* ABOUT THIS TASK
Among the lines of the records below, copy those that hold the word "main".

* SUPPLIED ENTRIES
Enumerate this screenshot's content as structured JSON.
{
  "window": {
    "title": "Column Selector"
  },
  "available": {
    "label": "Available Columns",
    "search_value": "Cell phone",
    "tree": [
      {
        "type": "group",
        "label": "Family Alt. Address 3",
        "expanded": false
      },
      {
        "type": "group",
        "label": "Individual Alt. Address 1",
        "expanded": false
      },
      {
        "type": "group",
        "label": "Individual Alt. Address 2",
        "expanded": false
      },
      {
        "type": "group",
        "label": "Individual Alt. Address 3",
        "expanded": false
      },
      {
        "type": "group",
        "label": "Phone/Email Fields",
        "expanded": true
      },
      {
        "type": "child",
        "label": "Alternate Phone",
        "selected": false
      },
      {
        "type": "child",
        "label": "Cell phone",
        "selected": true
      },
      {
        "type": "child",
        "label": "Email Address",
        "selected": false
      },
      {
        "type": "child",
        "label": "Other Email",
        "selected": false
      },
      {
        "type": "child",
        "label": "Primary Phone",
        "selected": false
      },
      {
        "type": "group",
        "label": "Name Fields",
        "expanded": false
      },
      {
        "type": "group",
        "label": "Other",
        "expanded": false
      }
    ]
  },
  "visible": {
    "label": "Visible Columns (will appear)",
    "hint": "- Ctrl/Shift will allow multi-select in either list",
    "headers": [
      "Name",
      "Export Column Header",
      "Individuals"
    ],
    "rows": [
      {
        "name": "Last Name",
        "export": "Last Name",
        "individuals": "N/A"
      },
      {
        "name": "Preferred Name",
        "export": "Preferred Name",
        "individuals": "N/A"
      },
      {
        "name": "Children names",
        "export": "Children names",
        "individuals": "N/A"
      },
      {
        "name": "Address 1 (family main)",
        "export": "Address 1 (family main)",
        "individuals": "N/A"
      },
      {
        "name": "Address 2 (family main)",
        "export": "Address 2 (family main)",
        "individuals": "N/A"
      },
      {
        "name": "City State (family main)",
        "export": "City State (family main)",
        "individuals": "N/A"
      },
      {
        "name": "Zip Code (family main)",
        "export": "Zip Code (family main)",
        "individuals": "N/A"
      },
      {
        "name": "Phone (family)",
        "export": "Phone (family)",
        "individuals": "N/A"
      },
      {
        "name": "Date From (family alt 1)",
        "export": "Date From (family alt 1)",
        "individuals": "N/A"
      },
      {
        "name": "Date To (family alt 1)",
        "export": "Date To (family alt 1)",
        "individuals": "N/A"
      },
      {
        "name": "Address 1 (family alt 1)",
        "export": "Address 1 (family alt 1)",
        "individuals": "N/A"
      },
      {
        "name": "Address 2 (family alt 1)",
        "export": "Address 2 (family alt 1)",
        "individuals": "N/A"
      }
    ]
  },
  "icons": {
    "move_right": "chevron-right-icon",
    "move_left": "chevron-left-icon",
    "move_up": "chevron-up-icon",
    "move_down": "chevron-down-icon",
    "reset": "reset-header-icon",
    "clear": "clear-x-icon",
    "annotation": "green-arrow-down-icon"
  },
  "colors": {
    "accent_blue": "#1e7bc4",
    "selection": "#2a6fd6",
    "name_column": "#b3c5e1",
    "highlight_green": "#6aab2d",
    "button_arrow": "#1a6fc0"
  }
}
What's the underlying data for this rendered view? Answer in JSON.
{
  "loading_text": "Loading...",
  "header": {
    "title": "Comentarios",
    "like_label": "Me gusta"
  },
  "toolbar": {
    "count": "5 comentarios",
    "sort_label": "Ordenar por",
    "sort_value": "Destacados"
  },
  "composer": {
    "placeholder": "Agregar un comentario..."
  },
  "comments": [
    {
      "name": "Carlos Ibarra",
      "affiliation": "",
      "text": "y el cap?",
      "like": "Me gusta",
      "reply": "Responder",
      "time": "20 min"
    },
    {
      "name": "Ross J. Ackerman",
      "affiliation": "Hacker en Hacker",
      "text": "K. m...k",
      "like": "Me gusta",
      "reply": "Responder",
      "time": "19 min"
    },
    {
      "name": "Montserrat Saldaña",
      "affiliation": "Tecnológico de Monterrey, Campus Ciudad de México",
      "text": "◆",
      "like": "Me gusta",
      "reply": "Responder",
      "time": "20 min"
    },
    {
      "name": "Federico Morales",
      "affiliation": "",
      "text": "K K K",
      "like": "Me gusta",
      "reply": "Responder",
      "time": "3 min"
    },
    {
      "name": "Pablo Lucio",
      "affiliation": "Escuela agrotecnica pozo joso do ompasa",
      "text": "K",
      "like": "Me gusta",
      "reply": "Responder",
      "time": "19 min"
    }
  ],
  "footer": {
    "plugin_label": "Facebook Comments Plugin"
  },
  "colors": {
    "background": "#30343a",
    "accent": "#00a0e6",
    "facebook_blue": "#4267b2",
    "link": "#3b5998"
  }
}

* FINISHED TASK
        "name": "Address 1 (family main)",
        "export": "Address 1 (family main)",
        "name": "Address 2 (family main)",
        "export": "Address 2 (family main)",
        "name": "City State (family main)",
        "export": "City State (family main)",
        "name": "Zip Code (family main)",
        "export": "Zip Code (family main)",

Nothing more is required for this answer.